-- Data to examine follows --
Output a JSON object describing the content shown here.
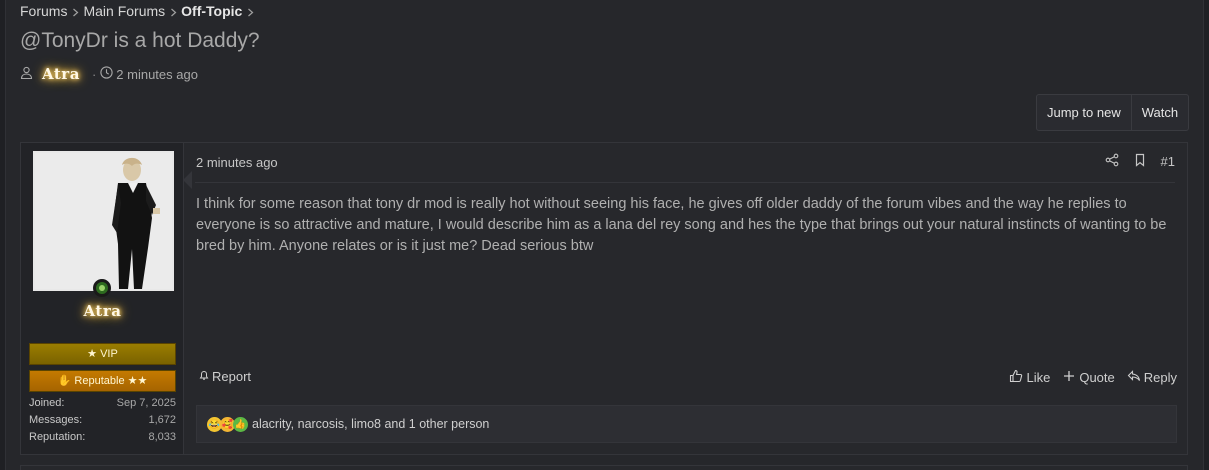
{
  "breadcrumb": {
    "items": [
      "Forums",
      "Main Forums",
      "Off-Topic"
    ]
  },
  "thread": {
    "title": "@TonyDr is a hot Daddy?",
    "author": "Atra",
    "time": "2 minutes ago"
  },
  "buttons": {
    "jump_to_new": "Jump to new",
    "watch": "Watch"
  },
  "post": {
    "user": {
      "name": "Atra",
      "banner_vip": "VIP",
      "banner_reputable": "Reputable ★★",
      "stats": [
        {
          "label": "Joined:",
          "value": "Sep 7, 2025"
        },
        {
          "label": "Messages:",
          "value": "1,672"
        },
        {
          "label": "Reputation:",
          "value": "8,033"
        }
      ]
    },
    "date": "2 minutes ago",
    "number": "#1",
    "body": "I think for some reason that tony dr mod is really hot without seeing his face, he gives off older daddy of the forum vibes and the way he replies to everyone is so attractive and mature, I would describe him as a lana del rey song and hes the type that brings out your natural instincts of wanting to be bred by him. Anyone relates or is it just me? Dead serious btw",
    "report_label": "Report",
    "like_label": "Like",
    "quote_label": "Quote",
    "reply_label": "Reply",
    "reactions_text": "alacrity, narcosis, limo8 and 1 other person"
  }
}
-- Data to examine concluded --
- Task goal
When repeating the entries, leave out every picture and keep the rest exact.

- Answer below
Output a JSON object describing the content shown here.
{
  "breadcrumb": {
    "items": [
      "Forums",
      "Main Forums",
      "Off-Topic"
    ]
  },
  "thread": {
    "title": "@TonyDr is a hot Daddy?",
    "author": "Atra",
    "time": "2 minutes ago"
  },
  "buttons": {
    "jump_to_new": "Jump to new",
    "watch": "Watch"
  },
  "post": {
    "user": {
      "name": "Atra",
      "banner_vip": "VIP",
      "banner_reputable": "Reputable ★★",
      "stats": [
        {
          "label": "Joined:",
          "value": "Sep 7, 2025"
        },
        {
          "label": "Messages:",
          "value": "1,672"
        },
        {
          "label": "Reputation:",
          "value": "8,033"
        }
      ]
    },
    "date": "2 minutes ago",
    "number": "#1",
    "body": "I think for some reason that tony dr mod is really hot without seeing his face, he gives off older daddy of the forum vibes and the way he replies to everyone is so attractive and mature, I would describe him as a lana del rey song and hes the type that brings out your natural instincts of wanting to be bred by him. Anyone relates or is it just me? Dead serious btw",
    "report_label": "Report",
    "like_label": "Like",
    "quote_label": "Quote",
    "reply_label": "Reply",
    "reactions_text": "alacrity, narcosis, limo8 and 1 other person"
  }
}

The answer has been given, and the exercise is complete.